There are several reasons a person might not embrace "The Energy Maximizer." Maybe you suffer from celiac disease, so navigating your way around 1,000 calories of complex carbs while avoiding wheat seems overwhelming. Maybe you follow one of the popular Paleo Diets and subscribe to the belief that our ancestors didn't eat grains, and therefore neither should we. Or maybe you just don't like all that pasta and rice.

Either way, Phase 3 just isn't your thing. The obvious solution would be to stick with Phase 2, which balances the macronutrients a bit more, but to quote the P90X Nutrition Guide, "Phase 3 should be tried at some point, even if you feel good in Phase 2. We've seen many people hesitate to move on to this more carb-heavy phase for fear that they'll gain weight, but surprise! They found that once they did, they had more energy, worked out even harder, and had better results."

Just because you want to avoid grains, wheat, or "starches," doesn't mean you should be denied those better results. The P90X Nutrition Plan was designed to be flexible, so with a little thought, you can easily rework Phase 3 to suit your needs. Let's make it happen.

A better understanding of everyone's favorite whipping boy: carbs

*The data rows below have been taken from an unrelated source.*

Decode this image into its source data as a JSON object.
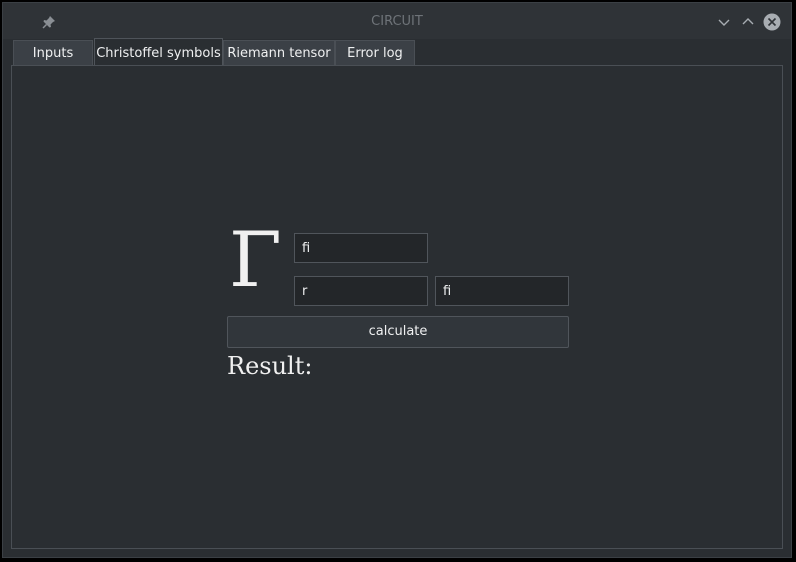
{
  "window": {
    "title": "CIRCUIT",
    "icons": {
      "pin": "pin-icon",
      "minimize": "chevron-down-icon",
      "maximize": "chevron-up-icon",
      "close": "close-icon"
    },
    "colors": {
      "background": "#2a2e32",
      "titlebar": "#2f3337"
    }
  },
  "tabs": [
    {
      "label": "Inputs",
      "active": false
    },
    {
      "label": "Christoffel symbols",
      "active": true
    },
    {
      "label": "Riemann tensor",
      "active": false
    },
    {
      "label": "Error log",
      "active": false
    }
  ],
  "christoffel": {
    "symbol": "Γ",
    "upper_index": "fi",
    "lower_index_1": "r",
    "lower_index_2": "fi",
    "calculate_label": "calculate",
    "result_label": "Result:"
  }
}
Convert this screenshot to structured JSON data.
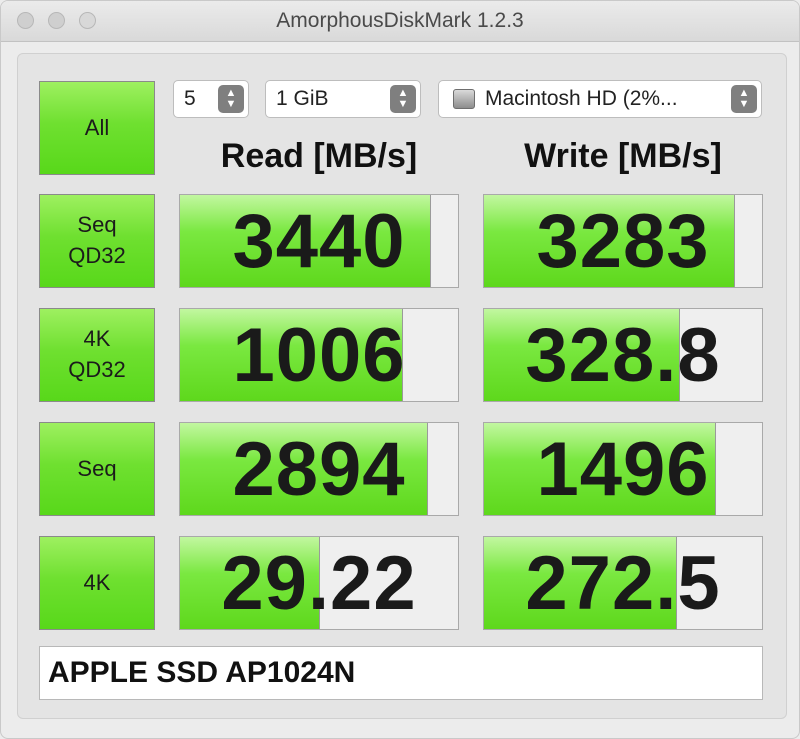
{
  "window": {
    "title": "AmorphousDiskMark 1.2.3"
  },
  "controls": {
    "all_label": "All",
    "count": "5",
    "size": "1 GiB",
    "drive": "Macintosh HD (2%..."
  },
  "headers": {
    "read": "Read [MB/s]",
    "write": "Write [MB/s]"
  },
  "rows": [
    {
      "label": "Seq\nQD32",
      "read": "3440",
      "write": "3283",
      "read_fill_pct": 90,
      "write_fill_pct": 90
    },
    {
      "label": "4K\nQD32",
      "read": "1006",
      "write": "328.8",
      "read_fill_pct": 80,
      "write_fill_pct": 70
    },
    {
      "label": "Seq",
      "read": "2894",
      "write": "1496",
      "read_fill_pct": 89,
      "write_fill_pct": 83
    },
    {
      "label": "4K",
      "read": "29.22",
      "write": "272.5",
      "read_fill_pct": 50,
      "write_fill_pct": 69
    }
  ],
  "device": {
    "model": "APPLE SSD AP1024N"
  }
}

There are three macronutrients vital to your body's health: carbohydrates, protein, and fat. Everything you consume (except alcohol and the petrochemicals that lace a lot of fast food), is made up of these three things—and the three are hopelessly intermingled. Even if you were to skip the plan's carbohydrates portion list entirely, you'd still get carbs from fruits and vegetables, as well as some condiments, snacks, dairy products, and even the veggie-based options in the protein list. You just can't hide from macronutrients.

But the primary difference between the carbs in the Carbohydrate list and those in the Fruits and Veggies lists is that the former are primarily complex carbs, while the latter two are a combination of simple carbs and complex carbs. What does that mean? Scientifically speaking, simple carbs, or sugars, are single molecules, which means they're broken down into glucose (the body's primary fuel) more quickly. Complex carbs, or starches, are three or more simple carbs linked together, so the body needs to break them down into simple carbs before it converts them into glucose. The benefit of this is that complex carbs can provide more of a slow energy drip because they take longer to enter the system.

In truth, complex carbs are almost impossible to avoid. Although they're denser in grains and legumes, they tend to show up in most carb-based foods. For example, 50 percent of the digestible carbs in broccoli are complex. Even the banana, long thought to be one of the most sugar-laden fruits around, contains 10 grams of digestible complex carbs in a medium fruit. But I digress. The point is, you want to keep those complex carbs down a little, so let's see how to tweak Phase 3.

The Numbers

The revised portions look like this:

Level 1 Level 2 Level 3
Proteins 2
Dairy 1
Fruit 4
Vegetables 2
Fats 1
Carbs 2
Snacks single, bar, drink
Condiments 2
Proteins 3
Dairy 2
Fruit 5
Vegetables 5
Fats 1
Carbs 2
Snacks double, single, drink
Condiments 3
Proteins 4
Dairy 2
Fruit 5
Vegetables 6
Fats 1
Carbs 3
Snacks double, single, single, drink
Condiments 4

Revised Carbohydrates Portion List
Baked beans – 1 cup
Beans (kidney, black, etc) – 1 cup
Edamame – 1 cup (shelled)
Hummus – 1 cup
Lentils – 1 cup
Peanuts (raw) – 1 ounce
Quinoa – 1 cup
Refried beans – 1 cup

See? It's pretty simple, actually. Primarily, you replace your grains with fruits and limit your intake from the Carbohydrate list to legumes. We did add a dairy block in a couple places to help lessen the volume of produce the revised plan requires you to eat. Most low-fat dairy contains a decent amount of carbs, so it should help fill the void, but if you can handle more fruits and veggies, feel free replace that extra dairy block with the caloric equivalent in fruits or vegetables.You'll also notice the addition of a couple of items to the carb list (edamame and raw peanuts), as well as the fact that quinoa made the cut. People often assume this South American seed is a grain. In fact, it's a pseudocereal, more closely related to spinach and beets. So you're all good, Paleo people!

Remember, don't let this one modification be the end of your experimentation with the P90X Nutrition Plan. As I stated earlier, it was designed to be flexible, so get in there and start flexing. Whatever your nutritional needs, you should be able to find the way that works for you.